§ **Required work**
Among the entries below, please show each line that carries the word "criteria".
··· Records for the task
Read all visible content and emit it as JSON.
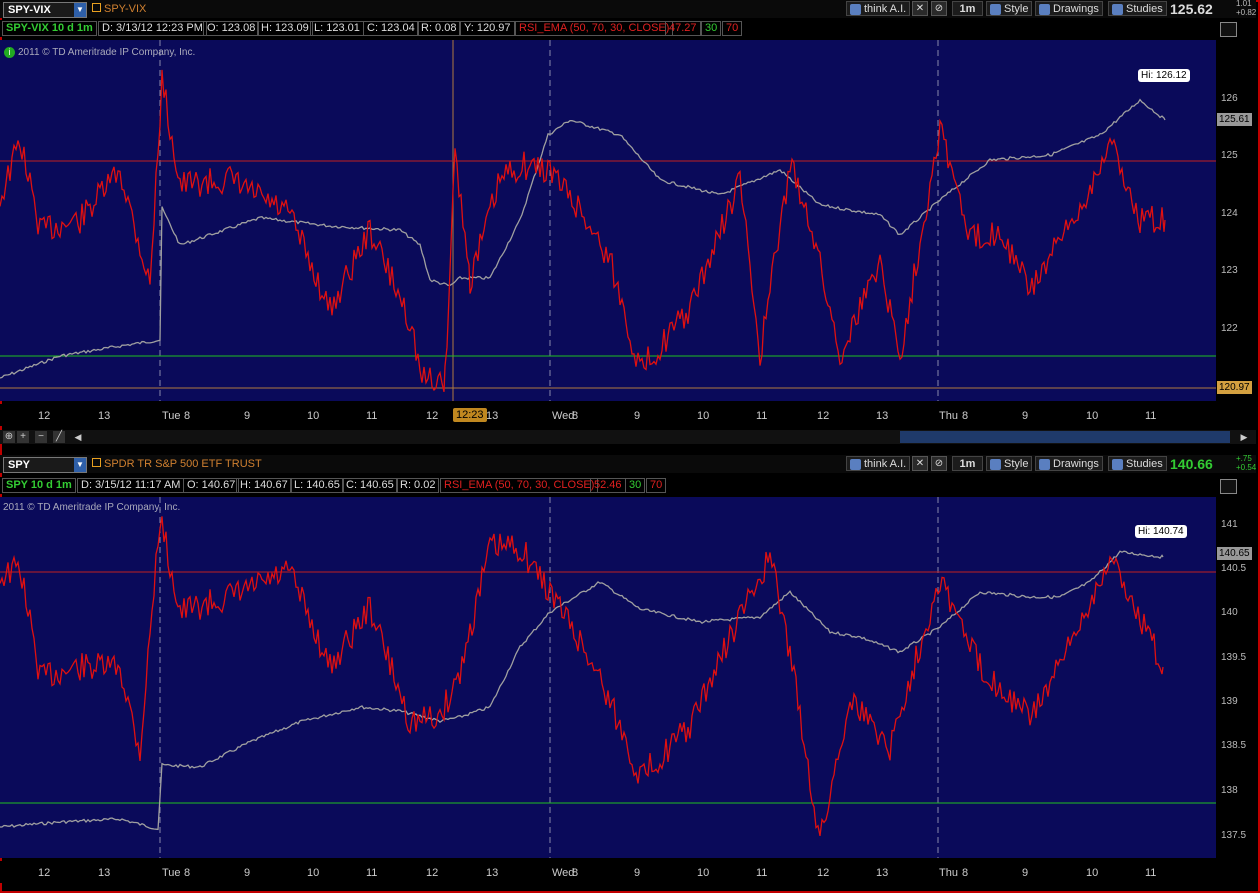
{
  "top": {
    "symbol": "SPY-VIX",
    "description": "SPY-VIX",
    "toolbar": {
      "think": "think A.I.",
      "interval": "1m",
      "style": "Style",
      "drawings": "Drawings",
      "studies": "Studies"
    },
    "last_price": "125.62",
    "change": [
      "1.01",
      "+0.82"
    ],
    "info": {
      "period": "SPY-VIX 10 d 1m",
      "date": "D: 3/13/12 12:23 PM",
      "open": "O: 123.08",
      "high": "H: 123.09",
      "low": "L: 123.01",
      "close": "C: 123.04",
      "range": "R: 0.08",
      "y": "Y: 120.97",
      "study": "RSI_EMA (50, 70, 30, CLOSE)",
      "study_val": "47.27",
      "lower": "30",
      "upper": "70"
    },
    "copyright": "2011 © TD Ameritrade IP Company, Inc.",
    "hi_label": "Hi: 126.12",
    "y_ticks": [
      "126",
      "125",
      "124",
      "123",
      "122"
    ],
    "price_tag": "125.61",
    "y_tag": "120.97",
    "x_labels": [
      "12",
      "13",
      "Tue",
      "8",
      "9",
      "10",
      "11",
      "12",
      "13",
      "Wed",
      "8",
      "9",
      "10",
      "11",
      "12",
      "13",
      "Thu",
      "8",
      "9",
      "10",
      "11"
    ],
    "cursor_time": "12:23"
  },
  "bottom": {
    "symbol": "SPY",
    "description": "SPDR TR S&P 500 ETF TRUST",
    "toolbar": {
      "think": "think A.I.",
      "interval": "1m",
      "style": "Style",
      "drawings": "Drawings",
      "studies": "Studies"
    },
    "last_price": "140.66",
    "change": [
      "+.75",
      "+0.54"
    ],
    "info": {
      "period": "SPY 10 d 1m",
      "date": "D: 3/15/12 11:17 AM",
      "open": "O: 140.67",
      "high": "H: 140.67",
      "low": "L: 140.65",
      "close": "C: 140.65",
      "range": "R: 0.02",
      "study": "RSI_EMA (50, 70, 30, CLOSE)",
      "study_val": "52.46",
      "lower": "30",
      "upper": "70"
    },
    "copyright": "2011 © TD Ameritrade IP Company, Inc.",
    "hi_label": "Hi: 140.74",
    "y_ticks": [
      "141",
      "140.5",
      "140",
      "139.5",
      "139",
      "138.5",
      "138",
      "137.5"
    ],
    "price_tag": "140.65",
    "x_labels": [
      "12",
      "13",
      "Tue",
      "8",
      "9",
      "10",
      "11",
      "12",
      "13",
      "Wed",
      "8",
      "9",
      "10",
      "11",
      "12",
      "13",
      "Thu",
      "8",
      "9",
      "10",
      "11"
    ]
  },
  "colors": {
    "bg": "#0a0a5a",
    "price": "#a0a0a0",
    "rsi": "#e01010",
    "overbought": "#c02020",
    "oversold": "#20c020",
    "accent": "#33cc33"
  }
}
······
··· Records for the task
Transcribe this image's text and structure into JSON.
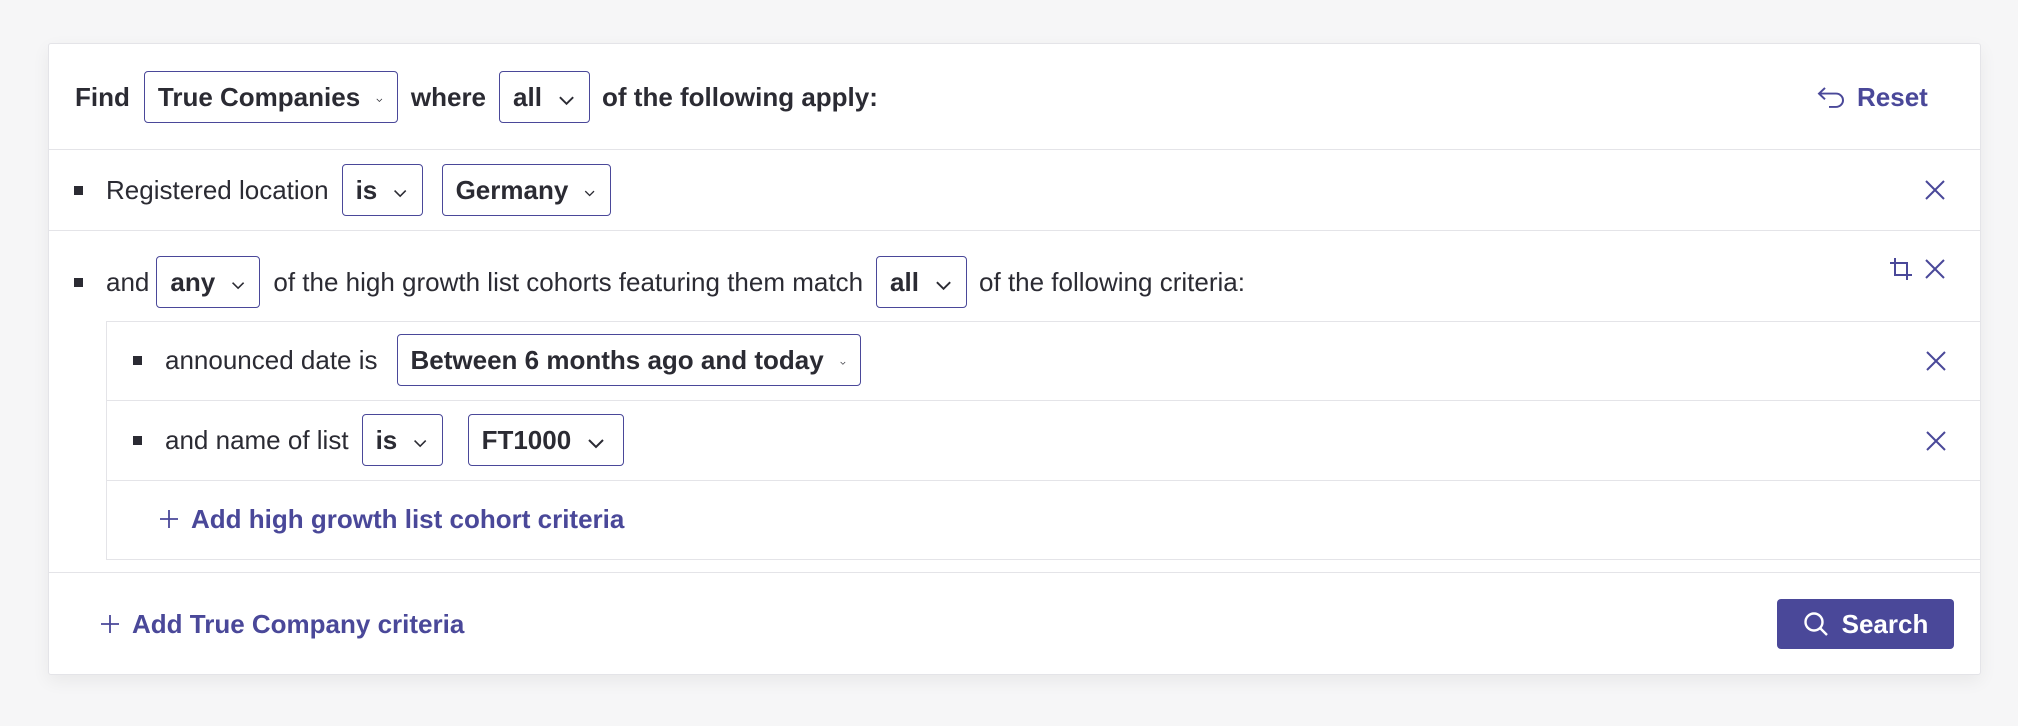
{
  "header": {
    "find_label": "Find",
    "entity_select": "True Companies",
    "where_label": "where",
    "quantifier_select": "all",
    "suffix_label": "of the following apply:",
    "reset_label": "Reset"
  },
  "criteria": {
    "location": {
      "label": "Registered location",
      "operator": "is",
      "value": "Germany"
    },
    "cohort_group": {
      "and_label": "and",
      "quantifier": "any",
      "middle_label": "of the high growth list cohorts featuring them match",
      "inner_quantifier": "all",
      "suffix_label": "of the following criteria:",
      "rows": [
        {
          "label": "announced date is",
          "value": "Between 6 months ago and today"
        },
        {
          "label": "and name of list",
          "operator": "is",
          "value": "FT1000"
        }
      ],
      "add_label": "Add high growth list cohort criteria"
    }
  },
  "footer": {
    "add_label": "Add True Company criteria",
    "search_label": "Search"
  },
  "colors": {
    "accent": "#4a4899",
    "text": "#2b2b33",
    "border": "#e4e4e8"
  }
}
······
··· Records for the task
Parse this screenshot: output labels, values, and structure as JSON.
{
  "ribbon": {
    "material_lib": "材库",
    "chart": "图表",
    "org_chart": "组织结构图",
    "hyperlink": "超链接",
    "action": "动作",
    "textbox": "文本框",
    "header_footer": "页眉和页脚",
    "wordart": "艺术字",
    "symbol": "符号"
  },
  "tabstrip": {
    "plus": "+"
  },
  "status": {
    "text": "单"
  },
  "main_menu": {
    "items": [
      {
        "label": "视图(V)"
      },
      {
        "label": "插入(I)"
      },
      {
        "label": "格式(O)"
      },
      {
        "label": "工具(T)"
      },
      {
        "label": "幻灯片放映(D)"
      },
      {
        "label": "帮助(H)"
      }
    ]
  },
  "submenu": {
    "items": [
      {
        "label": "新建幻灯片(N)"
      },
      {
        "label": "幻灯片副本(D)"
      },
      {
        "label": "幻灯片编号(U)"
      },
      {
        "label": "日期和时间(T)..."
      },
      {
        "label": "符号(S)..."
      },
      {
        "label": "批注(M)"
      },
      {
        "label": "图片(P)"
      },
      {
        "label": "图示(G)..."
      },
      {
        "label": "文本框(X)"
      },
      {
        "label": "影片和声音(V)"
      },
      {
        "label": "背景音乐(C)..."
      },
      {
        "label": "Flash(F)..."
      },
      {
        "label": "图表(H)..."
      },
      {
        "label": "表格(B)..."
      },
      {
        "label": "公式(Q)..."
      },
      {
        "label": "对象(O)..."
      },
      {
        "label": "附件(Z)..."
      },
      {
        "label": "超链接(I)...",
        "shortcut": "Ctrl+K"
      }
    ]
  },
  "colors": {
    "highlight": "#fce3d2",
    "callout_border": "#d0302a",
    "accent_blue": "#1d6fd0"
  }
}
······
§ **Solution to this task**
  "criteria": {
      "suffix_label": "of the following criteria:",
      "add_label": "Add high growth list cohort criteria"
    "add_label": "Add True Company criteria",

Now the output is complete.